A 17-year-old girl trapped beneath a capsized boat and a man pulled from the sea died on Monday.
A councillor urged the lifeguard service to restart “as quickly as possible” to help save lives.
The RNLI said it had been put in an “impossible situation” and was doing what it could to restart its service.
But in an open letter, the charity’s chief executive Mark Dowie called on the government to restrict access to beaches “before more lives are lost”.
The deaths came after warnings about dangerous conditions over the bank holiday weekend.
The local girl who died was with three others who survived after their rigid inflatable boat capsized on the Doom Bar near Padstow, which is not an area that usually has lifeguard cover, at about 12:45 BST.
A man was pronounced dead after being pulled from the sea near Constantine by an off-duty RNLI lifeguard at about 12:25.
In a separate rescue, a man was pulled from the sea at Porthtowan by an off-duty RNLI lifeguard, and was taken to hospital in a serious condition.
Oliver Huntsman, from Bude Surf Lifesaving Club, said lifeguards were “a front-line service” and called for RNLI management to “pull their socks up”.
“Paramedics did not stop for eight weeks to figure out how they can keep their paramedics safe,” he said.
“[The RNLI] have had eight weeks of beaches being effectively closed to sort out a plan.”
Steve England, from surf magazine Carve, was surfing when he became involved in rescuing his friend at Porthtowan.
“Nobody understands why the RNLI won’t act,” he said.
“The ex-lifeguards are here, they daren’t leave the beach, they daren’t stop watching the water.”
Chris Lowry, from Porthtowan Surf Lifesaving Club, was also involved in that rescue and said lifeguards had been ready to intervene.
He said: “It is a testament to our lifeguards how keen they are to get involved, they can’t just sit idly by.”
Cornwall councillor Pete Mitchell said the authority contributed £1m a year to the RNLI for the lifeguard service.
“I can’t really get to grips about why they are standing off,” he said.
“I think they have really got to look at things very carefully and get back to the beaches as quickly as possible.”
The RNLI said it was “incredibly sorry” to hear about the incidents over the weekend and was doing all it could to get a lifeguard service up and running as soon as possible but “it must be safe for our lifeguards and the public when the risk posed by coronavirus is still a very real threat”.

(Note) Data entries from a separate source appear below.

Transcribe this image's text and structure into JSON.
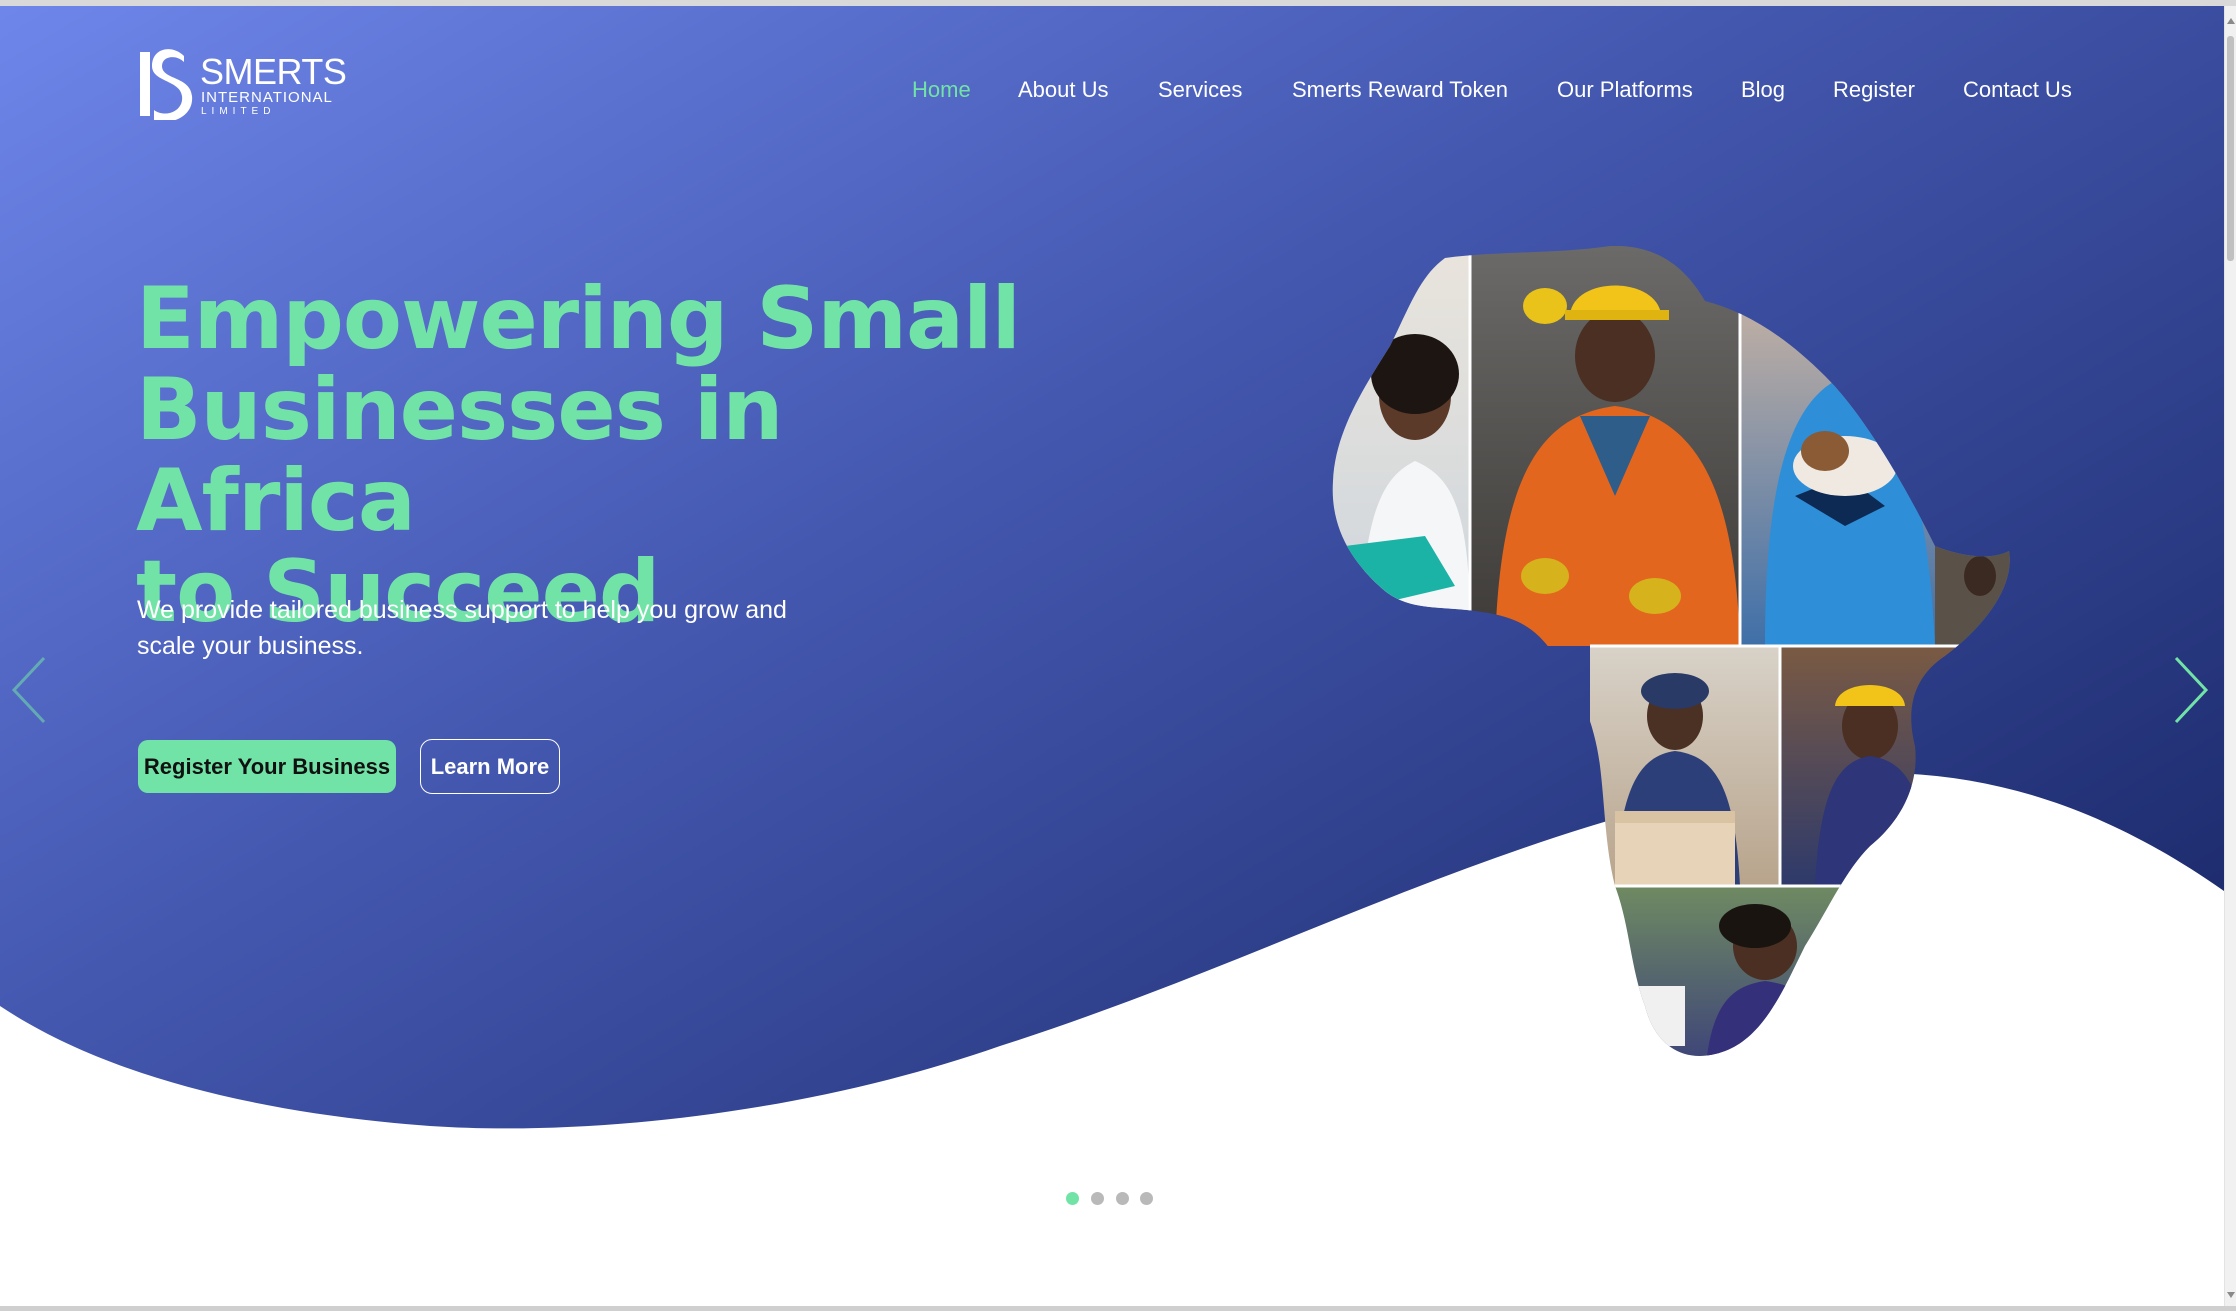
{
  "brand": {
    "name": "SMERTS",
    "line1": "INTERNATIONAL",
    "line2": "LIMITED"
  },
  "nav": {
    "items": [
      {
        "label": "Home",
        "active": true
      },
      {
        "label": "About Us"
      },
      {
        "label": "Services"
      },
      {
        "label": "Smerts Reward Token"
      },
      {
        "label": "Our Platforms"
      },
      {
        "label": "Blog"
      },
      {
        "label": "Register"
      },
      {
        "label": "Contact Us"
      }
    ]
  },
  "hero": {
    "headline_1": "Empowering Small",
    "headline_2": "Businesses in Africa",
    "headline_3": "to Succeed",
    "subtext": "We provide tailored business support to help you grow and scale your business.",
    "primary_cta": "Register Your Business",
    "secondary_cta": "Learn More"
  },
  "carousel": {
    "total_slides": 4,
    "active_slide": 1
  },
  "colors": {
    "accent": "#72e3a6",
    "gradient_start": "#6e86ea",
    "gradient_mid": "#4458b0",
    "gradient_end": "#1c2a6b",
    "text_on_dark": "#ffffff"
  },
  "icons": {
    "prev": "chevron-left-icon",
    "next": "chevron-right-icon",
    "collage": "africa-map-photo-collage"
  }
}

In his letter, Mr Dowie said that restarting the service in a pandemic was not simple.
He wrote: “We’re asking for help to manage an impossible situation – we’re asking the public to heed our safety advice and we’re asking the government to restrict access to the coast until we have lifeguard patrols back on beaches.”